Rabies typically transfers through scratches or bites from an infected specimen to another animal. The sometimes undetectable viral disease targets the central nervous system and is typically fatal, but if it’s treated quickly with the prescribed series of vaccinations, then it poses less of a risk.

Of all bats that have been submitted in the state for testing, 15% returned positive results for rabies.

According to Bat Conservation International, rabies transmitted from the species leads to one human death in the United States per year. However, the stigma attached to the animal is posing a threat to the flourishing of this pivotal member of the Coloradan ecosystem.

In the most recent year of reporting for the United States, bicycle accidents killed 800 people, bee stings resulted in 95 deaths and dog attacks led to 20 deaths. This makes rabies the second-rarest disease in the country behind polio.

If you, your child, or your pets have crossed paths with a bat, you should contact Boulder County Public Health by calling 303-441-1564.

How to reduce the risk of rabies exposure

  • Never handle wild or domestic animals you do not know.
  • Always thoroughly wash any wound created by an animal bite or scratch.

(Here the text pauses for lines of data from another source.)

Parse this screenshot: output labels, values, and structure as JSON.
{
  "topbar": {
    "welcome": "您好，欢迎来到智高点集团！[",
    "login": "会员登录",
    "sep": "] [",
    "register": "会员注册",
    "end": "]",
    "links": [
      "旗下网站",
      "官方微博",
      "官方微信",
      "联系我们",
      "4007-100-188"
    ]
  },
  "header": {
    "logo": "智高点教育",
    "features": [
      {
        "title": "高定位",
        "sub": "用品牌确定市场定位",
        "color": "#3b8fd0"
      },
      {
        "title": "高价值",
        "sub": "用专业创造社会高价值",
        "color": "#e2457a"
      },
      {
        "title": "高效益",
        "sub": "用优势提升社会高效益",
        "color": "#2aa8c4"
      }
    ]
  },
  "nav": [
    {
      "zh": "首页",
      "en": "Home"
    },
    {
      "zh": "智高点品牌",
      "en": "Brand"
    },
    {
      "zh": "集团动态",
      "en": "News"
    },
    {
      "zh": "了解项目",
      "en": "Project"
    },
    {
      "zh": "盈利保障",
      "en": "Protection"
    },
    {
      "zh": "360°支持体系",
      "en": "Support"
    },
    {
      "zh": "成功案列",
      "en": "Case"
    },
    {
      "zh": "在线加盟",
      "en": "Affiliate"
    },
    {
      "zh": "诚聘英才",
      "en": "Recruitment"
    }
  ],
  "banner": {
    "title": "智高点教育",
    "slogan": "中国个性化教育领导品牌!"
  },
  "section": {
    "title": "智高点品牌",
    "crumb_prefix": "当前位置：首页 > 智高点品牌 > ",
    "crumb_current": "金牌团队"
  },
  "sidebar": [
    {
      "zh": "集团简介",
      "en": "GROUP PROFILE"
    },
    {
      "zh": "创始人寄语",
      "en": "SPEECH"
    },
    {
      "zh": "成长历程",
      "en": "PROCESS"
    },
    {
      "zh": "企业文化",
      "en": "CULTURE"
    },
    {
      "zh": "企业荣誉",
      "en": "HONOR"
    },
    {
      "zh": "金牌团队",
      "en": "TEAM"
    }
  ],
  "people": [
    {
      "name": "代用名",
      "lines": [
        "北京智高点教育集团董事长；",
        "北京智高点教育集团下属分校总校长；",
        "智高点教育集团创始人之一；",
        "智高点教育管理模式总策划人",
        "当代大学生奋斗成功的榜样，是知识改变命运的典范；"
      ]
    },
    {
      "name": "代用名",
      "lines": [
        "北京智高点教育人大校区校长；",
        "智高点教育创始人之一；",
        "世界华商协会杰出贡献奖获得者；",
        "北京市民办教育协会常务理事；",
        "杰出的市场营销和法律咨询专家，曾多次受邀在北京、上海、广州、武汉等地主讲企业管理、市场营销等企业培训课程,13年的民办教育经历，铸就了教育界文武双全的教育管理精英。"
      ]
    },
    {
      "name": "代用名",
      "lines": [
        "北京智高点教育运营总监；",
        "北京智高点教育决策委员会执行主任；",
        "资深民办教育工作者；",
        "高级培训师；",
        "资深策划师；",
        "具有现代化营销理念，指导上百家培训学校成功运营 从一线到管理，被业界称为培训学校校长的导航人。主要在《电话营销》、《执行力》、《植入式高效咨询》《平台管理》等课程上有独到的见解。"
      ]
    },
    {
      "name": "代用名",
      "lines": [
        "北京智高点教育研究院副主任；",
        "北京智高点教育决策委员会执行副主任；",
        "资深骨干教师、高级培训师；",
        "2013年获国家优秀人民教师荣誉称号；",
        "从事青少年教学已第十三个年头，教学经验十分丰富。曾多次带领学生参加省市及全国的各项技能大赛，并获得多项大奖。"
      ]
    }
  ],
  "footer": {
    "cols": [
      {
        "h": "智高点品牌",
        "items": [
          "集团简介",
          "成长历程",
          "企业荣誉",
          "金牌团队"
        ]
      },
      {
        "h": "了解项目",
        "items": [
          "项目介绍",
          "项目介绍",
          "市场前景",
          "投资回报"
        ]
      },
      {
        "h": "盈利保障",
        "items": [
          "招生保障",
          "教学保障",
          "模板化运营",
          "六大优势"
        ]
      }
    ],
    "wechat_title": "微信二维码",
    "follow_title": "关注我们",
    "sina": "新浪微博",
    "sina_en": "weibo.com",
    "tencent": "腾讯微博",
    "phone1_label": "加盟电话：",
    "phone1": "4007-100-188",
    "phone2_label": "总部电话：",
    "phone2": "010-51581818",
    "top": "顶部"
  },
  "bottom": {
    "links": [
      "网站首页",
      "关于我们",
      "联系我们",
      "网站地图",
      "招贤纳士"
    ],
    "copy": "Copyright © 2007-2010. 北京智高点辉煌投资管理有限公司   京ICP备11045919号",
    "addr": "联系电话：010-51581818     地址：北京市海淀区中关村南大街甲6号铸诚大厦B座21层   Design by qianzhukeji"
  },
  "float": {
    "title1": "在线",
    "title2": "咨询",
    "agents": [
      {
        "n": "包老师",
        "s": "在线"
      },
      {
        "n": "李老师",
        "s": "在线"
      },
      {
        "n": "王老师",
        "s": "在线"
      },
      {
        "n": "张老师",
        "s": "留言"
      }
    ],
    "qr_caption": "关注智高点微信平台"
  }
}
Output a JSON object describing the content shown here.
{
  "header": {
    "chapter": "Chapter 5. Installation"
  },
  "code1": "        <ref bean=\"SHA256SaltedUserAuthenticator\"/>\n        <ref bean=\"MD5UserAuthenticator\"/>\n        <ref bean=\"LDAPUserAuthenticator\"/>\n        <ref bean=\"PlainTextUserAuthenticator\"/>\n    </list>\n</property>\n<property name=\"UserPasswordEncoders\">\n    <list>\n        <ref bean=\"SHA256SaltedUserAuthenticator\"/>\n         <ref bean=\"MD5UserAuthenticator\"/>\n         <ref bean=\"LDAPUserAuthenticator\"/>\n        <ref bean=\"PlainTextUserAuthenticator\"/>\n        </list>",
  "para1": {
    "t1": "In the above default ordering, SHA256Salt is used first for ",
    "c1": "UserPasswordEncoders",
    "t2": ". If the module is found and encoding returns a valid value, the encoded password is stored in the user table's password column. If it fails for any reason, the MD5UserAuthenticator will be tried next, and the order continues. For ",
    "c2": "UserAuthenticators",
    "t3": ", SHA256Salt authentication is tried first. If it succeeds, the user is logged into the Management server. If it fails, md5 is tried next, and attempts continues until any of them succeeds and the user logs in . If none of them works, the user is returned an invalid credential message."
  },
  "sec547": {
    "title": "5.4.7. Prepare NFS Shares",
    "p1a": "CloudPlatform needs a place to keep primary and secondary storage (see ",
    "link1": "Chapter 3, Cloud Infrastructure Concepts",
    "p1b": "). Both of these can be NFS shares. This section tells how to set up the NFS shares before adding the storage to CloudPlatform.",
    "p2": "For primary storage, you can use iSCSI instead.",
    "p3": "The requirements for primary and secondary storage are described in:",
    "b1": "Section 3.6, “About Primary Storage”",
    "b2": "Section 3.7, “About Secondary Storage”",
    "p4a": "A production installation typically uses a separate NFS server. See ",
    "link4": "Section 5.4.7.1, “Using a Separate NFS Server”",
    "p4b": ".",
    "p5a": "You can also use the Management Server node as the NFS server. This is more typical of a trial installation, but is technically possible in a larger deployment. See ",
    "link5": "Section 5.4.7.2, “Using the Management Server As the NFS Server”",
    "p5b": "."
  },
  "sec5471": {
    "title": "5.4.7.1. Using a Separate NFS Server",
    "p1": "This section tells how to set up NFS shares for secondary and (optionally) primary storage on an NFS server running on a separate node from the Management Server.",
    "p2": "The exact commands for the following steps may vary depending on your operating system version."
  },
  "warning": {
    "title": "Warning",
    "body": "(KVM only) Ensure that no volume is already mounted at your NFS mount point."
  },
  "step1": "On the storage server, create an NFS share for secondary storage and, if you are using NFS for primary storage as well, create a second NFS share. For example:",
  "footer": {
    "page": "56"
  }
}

Follow this by seeking medical attention.
  • Keep your beloved pet’s vaccination statuses up to date.
  • If you, someone you know or your pets are either bitten or exposed, contact your local public health department.
  • Proceed with caution on this step, but if possible, contain the bat and get your local animal control officer to aid you in its capture.

If you encounter a sick or injured bat, be sure to never handle it directly by hand. If you are attempting to contain the animal, be sure to use the proper protective gear, like heavy gloves or tongs.

Always call your local health department and if your pet was bitten or had a bat in its mouth, reach out to your veterinarian as soon as you can.